(Data records)
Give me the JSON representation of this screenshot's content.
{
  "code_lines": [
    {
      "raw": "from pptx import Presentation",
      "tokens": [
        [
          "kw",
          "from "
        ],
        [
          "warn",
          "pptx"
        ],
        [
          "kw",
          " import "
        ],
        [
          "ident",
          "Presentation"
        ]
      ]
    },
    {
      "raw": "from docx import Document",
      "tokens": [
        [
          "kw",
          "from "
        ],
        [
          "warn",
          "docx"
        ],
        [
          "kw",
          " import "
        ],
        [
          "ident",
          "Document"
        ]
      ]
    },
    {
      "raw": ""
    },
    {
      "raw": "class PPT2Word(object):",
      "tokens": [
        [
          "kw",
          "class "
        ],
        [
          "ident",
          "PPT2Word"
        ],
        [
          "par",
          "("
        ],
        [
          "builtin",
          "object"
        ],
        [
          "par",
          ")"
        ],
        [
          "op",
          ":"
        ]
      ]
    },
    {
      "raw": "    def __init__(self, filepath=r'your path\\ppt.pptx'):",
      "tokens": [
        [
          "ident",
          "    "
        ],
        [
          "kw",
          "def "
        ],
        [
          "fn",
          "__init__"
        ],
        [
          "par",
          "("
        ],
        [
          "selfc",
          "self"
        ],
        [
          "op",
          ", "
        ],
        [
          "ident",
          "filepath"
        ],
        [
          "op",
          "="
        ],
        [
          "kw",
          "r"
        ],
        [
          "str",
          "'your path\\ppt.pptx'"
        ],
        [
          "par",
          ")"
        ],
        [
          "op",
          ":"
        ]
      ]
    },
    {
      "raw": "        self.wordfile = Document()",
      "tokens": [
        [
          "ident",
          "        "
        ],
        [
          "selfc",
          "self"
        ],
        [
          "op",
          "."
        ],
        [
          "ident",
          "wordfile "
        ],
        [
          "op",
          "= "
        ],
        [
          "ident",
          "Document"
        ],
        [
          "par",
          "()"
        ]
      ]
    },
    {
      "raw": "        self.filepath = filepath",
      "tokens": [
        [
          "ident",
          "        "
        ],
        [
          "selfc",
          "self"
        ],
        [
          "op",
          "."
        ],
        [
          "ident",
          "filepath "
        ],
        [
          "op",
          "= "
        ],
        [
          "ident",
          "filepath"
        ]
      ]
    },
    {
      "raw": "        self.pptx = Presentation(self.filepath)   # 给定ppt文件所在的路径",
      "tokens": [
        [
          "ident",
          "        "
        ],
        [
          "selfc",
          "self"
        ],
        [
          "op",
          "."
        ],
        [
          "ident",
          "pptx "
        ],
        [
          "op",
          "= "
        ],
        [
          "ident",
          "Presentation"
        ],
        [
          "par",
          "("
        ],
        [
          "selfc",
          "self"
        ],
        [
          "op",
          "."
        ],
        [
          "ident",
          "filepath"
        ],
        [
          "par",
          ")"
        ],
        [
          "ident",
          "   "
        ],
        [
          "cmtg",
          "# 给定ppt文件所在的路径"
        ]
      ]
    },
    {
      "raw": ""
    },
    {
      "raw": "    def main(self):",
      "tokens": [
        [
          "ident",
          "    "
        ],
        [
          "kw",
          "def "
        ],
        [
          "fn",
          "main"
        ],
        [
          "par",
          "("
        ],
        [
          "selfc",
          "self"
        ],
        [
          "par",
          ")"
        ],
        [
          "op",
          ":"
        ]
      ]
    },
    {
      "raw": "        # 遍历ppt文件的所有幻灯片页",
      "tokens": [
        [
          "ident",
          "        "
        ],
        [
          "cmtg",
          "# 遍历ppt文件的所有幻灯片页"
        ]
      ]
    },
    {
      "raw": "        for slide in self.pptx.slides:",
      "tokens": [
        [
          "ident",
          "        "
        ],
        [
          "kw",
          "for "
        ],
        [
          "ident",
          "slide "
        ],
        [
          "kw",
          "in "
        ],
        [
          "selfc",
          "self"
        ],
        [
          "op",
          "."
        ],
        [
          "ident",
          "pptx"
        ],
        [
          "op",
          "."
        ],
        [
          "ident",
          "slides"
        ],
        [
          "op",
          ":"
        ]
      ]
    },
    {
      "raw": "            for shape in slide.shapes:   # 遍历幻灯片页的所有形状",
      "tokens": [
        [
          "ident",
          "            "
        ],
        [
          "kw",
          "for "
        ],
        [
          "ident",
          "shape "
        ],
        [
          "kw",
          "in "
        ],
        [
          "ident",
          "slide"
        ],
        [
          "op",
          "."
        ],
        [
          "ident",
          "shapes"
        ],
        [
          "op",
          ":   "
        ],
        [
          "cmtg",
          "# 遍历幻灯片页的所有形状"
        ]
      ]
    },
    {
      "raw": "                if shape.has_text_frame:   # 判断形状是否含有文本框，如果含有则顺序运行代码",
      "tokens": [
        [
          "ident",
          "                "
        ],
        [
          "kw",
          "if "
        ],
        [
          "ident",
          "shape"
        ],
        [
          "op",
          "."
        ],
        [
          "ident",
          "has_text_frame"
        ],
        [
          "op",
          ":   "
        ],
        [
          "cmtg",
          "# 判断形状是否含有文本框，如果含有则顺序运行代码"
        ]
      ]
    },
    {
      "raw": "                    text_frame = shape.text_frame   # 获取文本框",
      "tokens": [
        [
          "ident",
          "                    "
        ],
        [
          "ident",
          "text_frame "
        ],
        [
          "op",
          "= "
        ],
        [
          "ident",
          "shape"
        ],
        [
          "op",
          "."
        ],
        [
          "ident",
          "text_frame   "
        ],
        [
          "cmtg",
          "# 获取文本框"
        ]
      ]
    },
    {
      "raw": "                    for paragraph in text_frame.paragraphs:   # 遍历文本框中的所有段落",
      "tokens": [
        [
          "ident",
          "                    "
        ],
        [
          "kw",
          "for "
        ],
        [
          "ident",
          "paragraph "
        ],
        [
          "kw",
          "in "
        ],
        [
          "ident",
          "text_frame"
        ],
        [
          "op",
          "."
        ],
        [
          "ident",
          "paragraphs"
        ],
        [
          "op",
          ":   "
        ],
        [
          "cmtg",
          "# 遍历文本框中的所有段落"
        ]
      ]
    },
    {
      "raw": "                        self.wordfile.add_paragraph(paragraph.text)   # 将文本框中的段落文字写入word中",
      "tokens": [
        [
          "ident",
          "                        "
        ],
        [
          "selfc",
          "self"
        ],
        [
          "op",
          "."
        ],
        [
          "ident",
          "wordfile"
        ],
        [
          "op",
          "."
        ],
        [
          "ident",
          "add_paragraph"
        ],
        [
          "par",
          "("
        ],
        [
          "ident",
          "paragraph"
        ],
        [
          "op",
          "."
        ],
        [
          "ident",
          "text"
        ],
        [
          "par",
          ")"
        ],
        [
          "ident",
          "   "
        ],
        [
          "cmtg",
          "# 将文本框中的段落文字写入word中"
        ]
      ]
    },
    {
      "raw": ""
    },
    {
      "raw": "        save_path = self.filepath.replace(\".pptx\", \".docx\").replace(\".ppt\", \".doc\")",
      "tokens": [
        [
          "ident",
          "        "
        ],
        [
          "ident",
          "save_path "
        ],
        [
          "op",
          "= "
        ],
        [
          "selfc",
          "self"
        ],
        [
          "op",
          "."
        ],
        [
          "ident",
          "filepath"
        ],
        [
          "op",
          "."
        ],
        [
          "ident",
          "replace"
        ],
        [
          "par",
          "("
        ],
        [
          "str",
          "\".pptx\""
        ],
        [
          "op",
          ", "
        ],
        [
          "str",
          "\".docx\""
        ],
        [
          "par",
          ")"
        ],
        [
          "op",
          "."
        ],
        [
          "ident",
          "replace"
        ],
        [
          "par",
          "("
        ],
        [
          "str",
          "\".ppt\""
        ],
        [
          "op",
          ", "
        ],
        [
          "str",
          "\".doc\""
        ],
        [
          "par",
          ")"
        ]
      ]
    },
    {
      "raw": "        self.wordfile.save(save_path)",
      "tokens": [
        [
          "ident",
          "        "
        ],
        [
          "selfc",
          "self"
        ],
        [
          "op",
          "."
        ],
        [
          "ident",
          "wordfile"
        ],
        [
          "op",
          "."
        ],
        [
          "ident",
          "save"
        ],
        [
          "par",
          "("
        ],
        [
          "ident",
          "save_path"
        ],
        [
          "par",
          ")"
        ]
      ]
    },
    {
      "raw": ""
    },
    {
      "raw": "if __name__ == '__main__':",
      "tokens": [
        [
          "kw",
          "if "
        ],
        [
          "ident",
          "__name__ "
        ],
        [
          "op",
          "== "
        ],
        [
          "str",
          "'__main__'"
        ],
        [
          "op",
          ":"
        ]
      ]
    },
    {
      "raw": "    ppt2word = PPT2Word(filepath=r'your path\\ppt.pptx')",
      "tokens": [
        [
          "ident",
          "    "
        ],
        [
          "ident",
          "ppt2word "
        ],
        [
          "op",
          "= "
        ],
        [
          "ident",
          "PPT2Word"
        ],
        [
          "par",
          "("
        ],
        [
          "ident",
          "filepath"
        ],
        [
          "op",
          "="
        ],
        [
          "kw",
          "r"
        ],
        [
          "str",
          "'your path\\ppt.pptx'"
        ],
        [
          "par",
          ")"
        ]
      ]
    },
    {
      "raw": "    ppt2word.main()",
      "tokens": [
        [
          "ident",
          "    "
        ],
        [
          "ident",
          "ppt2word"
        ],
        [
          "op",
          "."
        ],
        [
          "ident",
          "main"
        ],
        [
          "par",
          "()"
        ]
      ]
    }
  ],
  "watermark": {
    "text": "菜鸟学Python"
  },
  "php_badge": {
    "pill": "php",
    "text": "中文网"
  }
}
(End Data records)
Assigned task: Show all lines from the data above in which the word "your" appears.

Final answer:
      "raw": "    def __init__(self, filepath=r'your path\\ppt.pptx'):",
          "'your path\\ppt.pptx'"
      "raw": "    ppt2word = PPT2Word(filepath=r'your path\\ppt.pptx')",
          "'your path\\ppt.pptx'"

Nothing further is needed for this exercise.